Voice recognition software isn’t altogether new to the public, but with the introduction of programs like the iPhone’s “Siri,” it will quickly become a ubiquitous tool in our lives. But outside of sending text messages or looking for great tacos nearby, voice recognition may be able to help doctors diagnose a disease much earlier (and much cheaper) than ever before.
Max Little, from the University of Oxford, has been using voice recognition software to detect changes in a person’s voice over time as a way to either confirm, or detect the onset of, Parkinson’s disease. Parkinson’s is a degenerative disorder of the central nervous system that is normally diagnosed through an analysis of symptoms, along with lengthy and expensive tests to rule out other possible conditions. However, there is no true concrete method of detecting it at this time.
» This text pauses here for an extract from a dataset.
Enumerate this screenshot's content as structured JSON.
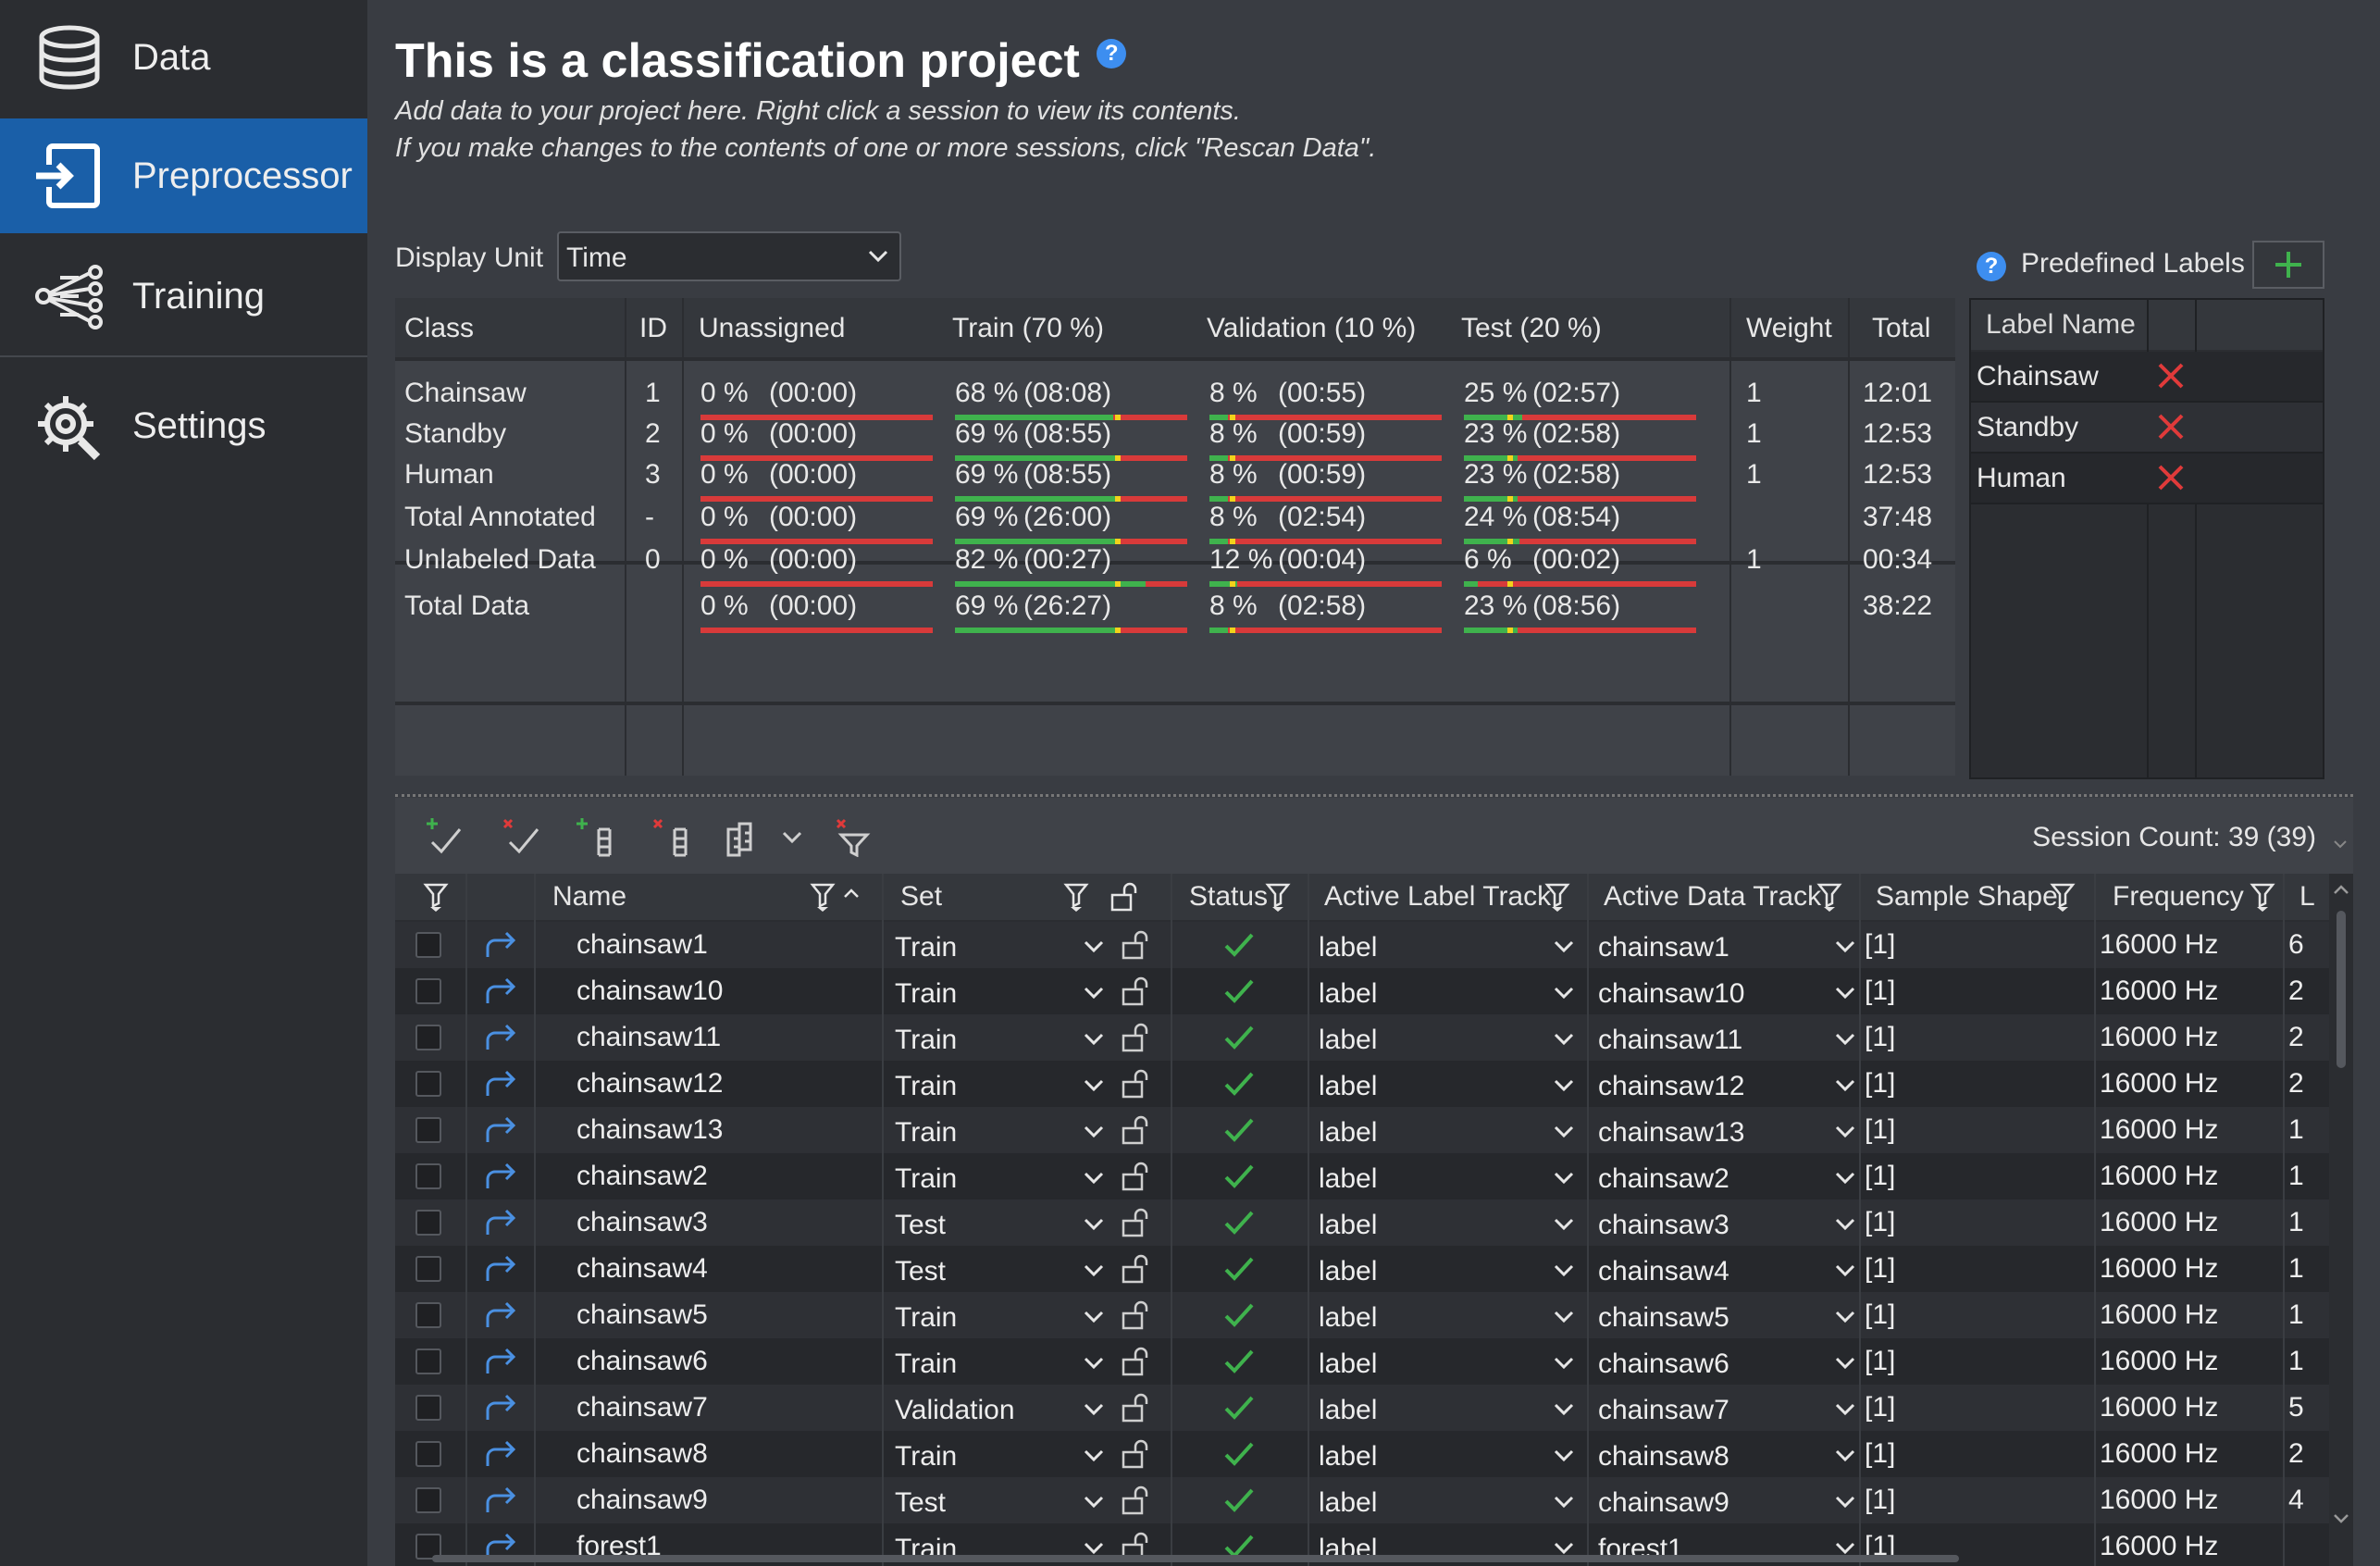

Mr. Little is hoping to change that by taking recordings of a person’s voice over a period of time and using an advanced algorithm to analyze changes in their voice and compare those changes to many subjects who have been confirmed to have Parkinson’s disease. Using data that he collected from 50 patients with Parkinson’s who had their voice recorded once a week for six months, he was able to “teach” his machine to detect common changes among all of them. In recent tests, he was able to figure out which patients had the disease and which didn’t with 86 percent accuracy.
Now, Little is hoping to improve his testing with the aid of crowd sourcing. He is inviting the public to call in to a phone number that he has established and leave recordings so that he can improve his software. He aims to collect another 10,000 voices, and is encouraging people from around the world to help him out so that his software can learn as much as possible.
Little is quick to say that his program will not replace any clinical experts, but rather offer them a quicker and cheaper diagnostic alternative to what they current employ, while at the same time providing them with data on the symptoms of the disease and how they change over time.
It’s incredibly interesting that a technology that allows us to talk to our phones to figure out if it will rain or not, or to order movie tickets, is also able to do something amazing like diagnose degenerative diseases and further medical research.